Learning how to evenly light your green screen backdrop will give you better results when it comes time to edit your video. Noam Kroll details what you need in “The Basic Fundamentals of Lighting a Green Screen”.
Lighting a green screen is fairly simple from a technical perspective, yet many DPs who don’t have much experience with chroma key work are prone to making some unfortunate mistakes on set. Unlike traditional film lighting, which is all about finding contrast and mood by balancing light and shadows, lighting a green screen is all about evenness and consistency.
For the purpose of this post, I’ll describe a basic green screen lighting setup that involves only two background lights. While two lights might be all you need for many scenarios (such as an interview setup), keep in mind that the basic principles outlined here can be applied to wider and larger green screen setups too — you just may need to add more light.
The most crucial thing to remember when lighting your green screen: any area of the backdrop that appears in the frame must be lit perfectly even and exposed correctly. If your backdrop is lit properly on one side but underexposed on the other, your compositor or editor will have a very tough time pulling a clean key. The same applies to a backdrop that’s either over or underexposed.

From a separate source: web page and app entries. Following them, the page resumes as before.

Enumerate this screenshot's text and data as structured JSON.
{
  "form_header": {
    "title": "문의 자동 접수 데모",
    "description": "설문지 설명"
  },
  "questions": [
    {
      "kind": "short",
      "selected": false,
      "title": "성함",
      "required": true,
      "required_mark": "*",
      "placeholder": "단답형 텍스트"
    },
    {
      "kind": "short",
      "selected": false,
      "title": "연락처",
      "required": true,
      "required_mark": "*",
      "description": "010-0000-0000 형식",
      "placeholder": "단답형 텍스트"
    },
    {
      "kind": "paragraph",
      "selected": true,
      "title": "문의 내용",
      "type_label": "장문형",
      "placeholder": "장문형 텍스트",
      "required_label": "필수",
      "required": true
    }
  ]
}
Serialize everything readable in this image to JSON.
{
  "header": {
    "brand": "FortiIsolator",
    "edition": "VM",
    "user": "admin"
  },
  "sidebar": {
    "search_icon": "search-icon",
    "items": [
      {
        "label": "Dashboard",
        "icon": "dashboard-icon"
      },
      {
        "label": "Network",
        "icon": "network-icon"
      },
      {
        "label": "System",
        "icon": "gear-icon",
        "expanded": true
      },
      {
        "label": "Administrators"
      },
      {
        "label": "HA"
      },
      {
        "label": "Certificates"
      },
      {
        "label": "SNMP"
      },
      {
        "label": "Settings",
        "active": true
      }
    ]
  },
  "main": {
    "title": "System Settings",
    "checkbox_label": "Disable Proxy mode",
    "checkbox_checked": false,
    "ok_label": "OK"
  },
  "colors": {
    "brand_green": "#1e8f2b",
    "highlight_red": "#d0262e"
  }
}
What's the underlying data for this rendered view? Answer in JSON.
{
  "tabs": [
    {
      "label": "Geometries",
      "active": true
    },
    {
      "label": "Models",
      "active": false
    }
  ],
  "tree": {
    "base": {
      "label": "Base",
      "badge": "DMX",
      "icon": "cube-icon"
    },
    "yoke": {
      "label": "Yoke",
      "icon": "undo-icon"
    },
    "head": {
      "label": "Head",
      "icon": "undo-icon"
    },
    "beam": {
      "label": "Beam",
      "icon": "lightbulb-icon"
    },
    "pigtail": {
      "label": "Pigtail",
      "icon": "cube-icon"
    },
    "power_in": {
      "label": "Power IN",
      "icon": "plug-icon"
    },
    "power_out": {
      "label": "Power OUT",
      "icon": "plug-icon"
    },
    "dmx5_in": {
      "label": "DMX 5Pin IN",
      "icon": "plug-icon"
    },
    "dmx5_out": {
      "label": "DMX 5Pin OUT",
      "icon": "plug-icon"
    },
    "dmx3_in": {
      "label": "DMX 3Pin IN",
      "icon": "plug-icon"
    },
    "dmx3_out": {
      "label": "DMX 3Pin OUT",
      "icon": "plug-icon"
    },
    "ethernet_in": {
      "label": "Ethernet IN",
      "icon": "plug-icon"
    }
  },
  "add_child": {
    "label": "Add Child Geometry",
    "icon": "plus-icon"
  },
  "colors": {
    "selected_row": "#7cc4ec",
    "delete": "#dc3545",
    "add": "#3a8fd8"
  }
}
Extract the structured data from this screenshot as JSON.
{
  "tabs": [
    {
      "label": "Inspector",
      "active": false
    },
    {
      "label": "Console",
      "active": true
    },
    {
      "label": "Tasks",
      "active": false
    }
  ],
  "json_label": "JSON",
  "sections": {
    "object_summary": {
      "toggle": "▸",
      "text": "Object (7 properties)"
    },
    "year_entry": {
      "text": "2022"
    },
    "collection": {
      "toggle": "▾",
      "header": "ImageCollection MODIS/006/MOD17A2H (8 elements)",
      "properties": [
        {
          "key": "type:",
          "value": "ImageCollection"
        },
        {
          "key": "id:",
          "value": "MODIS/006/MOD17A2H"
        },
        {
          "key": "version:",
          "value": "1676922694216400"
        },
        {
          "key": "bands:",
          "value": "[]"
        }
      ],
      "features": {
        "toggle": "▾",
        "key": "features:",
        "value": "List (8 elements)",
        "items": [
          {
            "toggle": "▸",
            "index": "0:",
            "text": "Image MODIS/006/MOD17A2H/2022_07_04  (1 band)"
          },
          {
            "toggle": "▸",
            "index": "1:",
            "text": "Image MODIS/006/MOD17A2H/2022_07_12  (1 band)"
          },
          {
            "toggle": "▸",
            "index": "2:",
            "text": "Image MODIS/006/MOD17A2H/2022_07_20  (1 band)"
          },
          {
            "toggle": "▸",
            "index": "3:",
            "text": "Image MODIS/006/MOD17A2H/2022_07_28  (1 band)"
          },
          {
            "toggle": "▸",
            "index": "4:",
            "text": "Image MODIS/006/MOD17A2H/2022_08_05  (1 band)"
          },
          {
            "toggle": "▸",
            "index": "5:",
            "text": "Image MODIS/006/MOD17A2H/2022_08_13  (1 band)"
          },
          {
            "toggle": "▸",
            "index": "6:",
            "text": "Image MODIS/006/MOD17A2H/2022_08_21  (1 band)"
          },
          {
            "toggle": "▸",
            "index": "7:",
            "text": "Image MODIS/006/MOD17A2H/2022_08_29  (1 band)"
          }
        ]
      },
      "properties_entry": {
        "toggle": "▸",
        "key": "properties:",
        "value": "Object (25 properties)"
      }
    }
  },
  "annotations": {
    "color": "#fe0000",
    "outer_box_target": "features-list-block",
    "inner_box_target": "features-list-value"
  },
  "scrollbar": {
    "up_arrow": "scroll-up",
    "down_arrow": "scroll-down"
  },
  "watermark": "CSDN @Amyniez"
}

Any attempt to pull a key from a backdrop that isn’t actually reading as green on camera will inevitably be a failure. Read more on Premium Beat.